Tranding

Emily Dickinson: The Auburn coloured eyes Poet

Emily Dickinson was born on December 10, 1830, in Amherst, Massachusetts. She was an American poet. Little known during her life, she had been regarded as one of the most important figures in American poetry. Dickinson was born into a prominent family with strong ties to its community. After studying at the Amherst Academy for seven years in her youth, she briefly attended the Mount Holyoke Female Seminary before returning to her family's house in Amherst. Evidence suggests that Dickinson lived much of her life in isolation. Considered an eccentric by locals, she developed a penchant for white clothing and was known for her reluctance to greet guests or, later in life, to even leave her bedroom. Dickinson never married, and most friendships between her and others depended entirely upon correspondence.

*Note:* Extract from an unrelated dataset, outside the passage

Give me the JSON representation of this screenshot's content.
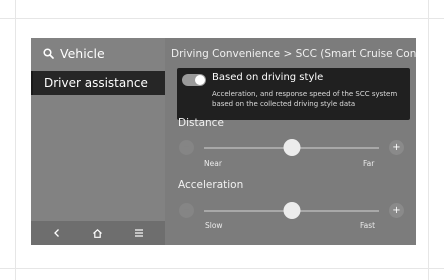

While Dickinson was a prolific writer, her only publications during her lifetime were 10 of her nearly 1800 poems, and one letter. The poems published then were usually edited significantly to fit conventional poetic rules. Her poems were unique to her era. They contain short lines, typically lack titles, and often use Slant rhyme as well as unconventional capitalisation and punctuation. Many of her poems deal with themes of death and immortality, two recurring topics in letters to her friends and also explore aesthetics, society nature and spirituality.

Although Dickinson's acquaintances were likely aware of her writing, it was not until after her death in 1886-when Lavinia, Dickinson's younger sister, discovered her cache of poems-that the breadth of her work became public. Her first collection of poetry was published in 1890 by personal acquaintances Thomas Wentworth Higginson and Mabel Loomis Todd, though both heavily edited the content. A 1998 New York Times article revealed that of the many edits made to Dickinson's poems were dedicated to sister-in-law Susan Huntington Gilbert Dickinson, though all the dedications were obliterated, presumably by Todd. A complete, and mostly unaltered, collection of her poetry became available for the first time when scholar Thomas H. Johnson published The Poems of Emily Dickinson in 1955.

In her spare time, Dickinson studied botany and produced a vast herbarium. She also maintained correspondence with a variety of contacts. One of her friendship, with Judge Otis Phillips Lord, seems to have developed into a romance before Lord's death in 1884. Dickinson died of heart failure, in Amherst, Massachusetts, on May 15, 1886, at the age of 55. She was laid to rest in her family plot at West Cemetery. The Homestead, where Dickinson was born, is now a museum.

Dickinson's stature as a writer soared from the first publication of her poems in their intended form. She is known for her poignant and compressed verse, which profoundly influenced the direction of 20th century poetry. The strength of her literary voice, as well as her reclusive and eccentric life, contributes to the sense of Dickinson as an indelible American character who continues to be discussed today.

Prescribed Poems: Becouse I Could Not Stop For Death, Success is Counted Sweetest, The Soul Selects Her Own Society, I Cannot Live With You, This World is Not Conclusion.


Literary Works Year
Simple Hound 1914
The Complete Poems of Emily Dickenson 1924
Further Poems 1930
The Poems of Emily Dickenson 1930
Bolts of Melody 1945
The Complete Poems of Emily Dickenson 1960
GREYEDITOR

Newsletter

Kindly submit your email id here so that we can share you some important news about Literature...

Unlock your future in English Literature...
Get In Touch

NEW DELHI, INDIA

+91 9536930933

greyeditor@gmail.com

Follow Us
GREY EDITOR

© Grey Editor.All Rights Reserved. Design by GREY EDITOR ORG.